The three Democratic Party candidates for two open seats on the Princeton Council in the July 7 Democratic Party primary, as well as the only Democratic Party candidate for mayor, said they are not going to accept campaign contributions.
Instead, the campaigns of incumbent Princeton Council members David Cohen and Leticia Fraga and challenger Dina Shaw, along with mayoral candidate Mark Freda, have asked would-be donors to give money to Princeton charities.
Freda is running unopposed for the Democratic Party nomination for mayor, but a three-way race among Cohen, Fraga and Shaw has shaped up for the nomination for the two Princeton Council seats in the Democratic Party primary.
Citing the impact of COVID-19 on residents and businesses alike, the campaigns of Cohen, Fraga and Freda agreed in a joint statement that the money would be better spent if it were given to the Coronavirus Emergency Relief Fund, which can be reached through the Princeton Children’s Fund, Inc. at www.princetonchildrensfund.org.
The Coronavirus Emergency Relief Fund is a joint effort of Princeton Human Services, Princeton Community Housing, the Princeton Senior Resource Center, Housing Initiatives of Princeton and the Princeton Children’s Fund.
“In light of the economic challenges accompanying the struggle to control the spread of COVID-19, with many residents out of work and local businesses shuttered or operating on a shoestring, it strikes us as insensitive to continue political fundraising and campaign expenditures on lawn signs, mailings and paid advertisements as though nothing out of the ordinary was going on,” Cohen said, speaking on behalf of his own campaign and those of Fraga and Freda.
The money that donors would have given to the three campaigns could be better spent by aiding residents who are struggling with adversity, Cohen said.
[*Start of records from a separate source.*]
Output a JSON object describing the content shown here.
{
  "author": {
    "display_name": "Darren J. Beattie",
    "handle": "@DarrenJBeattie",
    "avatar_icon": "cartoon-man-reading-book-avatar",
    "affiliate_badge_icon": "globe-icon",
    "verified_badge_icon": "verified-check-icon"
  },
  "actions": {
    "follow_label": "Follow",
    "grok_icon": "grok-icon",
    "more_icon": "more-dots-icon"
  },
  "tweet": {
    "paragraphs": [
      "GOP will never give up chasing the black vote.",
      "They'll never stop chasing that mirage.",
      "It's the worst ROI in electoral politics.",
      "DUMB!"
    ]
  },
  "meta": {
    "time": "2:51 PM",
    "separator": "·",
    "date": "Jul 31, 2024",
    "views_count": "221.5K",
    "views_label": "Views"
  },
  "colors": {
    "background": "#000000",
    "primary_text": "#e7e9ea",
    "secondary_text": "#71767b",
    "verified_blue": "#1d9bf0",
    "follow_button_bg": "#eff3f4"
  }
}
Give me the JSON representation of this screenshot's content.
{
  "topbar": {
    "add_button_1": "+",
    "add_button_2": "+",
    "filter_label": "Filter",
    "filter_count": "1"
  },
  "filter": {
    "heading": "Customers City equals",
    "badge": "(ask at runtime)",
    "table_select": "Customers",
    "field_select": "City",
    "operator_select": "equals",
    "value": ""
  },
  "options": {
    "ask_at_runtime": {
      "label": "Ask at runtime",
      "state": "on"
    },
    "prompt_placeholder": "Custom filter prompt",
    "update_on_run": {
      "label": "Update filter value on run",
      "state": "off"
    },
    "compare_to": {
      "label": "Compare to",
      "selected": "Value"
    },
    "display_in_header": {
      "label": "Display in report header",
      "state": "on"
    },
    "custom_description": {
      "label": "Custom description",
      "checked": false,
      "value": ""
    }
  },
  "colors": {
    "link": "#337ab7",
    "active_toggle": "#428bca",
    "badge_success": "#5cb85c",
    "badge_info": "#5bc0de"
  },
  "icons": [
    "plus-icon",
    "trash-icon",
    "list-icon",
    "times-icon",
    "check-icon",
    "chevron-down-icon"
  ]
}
That’s why Cohen, Fraga and Freda are urging their supporters to donate to charity.
Besides the Coronavirus Emergency Relief Fund, they suggested that donors could give money to the Princeton Area Community Foundation, which has created a fund to support non-profit groups that have been impacted by pandemic.
Fraga said she has not conducted any fundraisers and has not accepted any contributions, nor does she intend to do so. “It does not feel right” to be campaigning at all, given the current health and economic crises, she said.
Cohen said he is not soliciting campaign contributions – but if he were to receive any campaign contributions, he would pass them on to one of the charities that he, Fraga and Freda are trying to promote.
Freda posted a statement on his campaign website, www.markfredaformayor.com, which said,” A number of you have asked me about supporting our fellow residents that need food and/or financial assistance. I suggest you consider donating to local charities addressing these needs instead of donating to my campaign at this time. I will continue to campaign on social media and be available in person or by email.”
While Cohen, Fraga and Freda have said they will not put up campaign lawn signs, but instead use social media and other, unpaid COVID-19 safe means to reach out to voters, Shaw intends to place campaign signs on supporters’ lawns.
Shaw, who is self-funding her campaign, said the lawn signs were locally designed and purchased in February – before the outbreak of COVID-19. She also is going to reach out to voters through sponsored Facebook posts and advertisements in local media.
Early in the campaign, Shaw received unsolicited donations from friends who wanted to contribute to her campaign, which is self-funded. Subsequent inquiries that she has received about campaign donations have been directed to local Princeton organizations.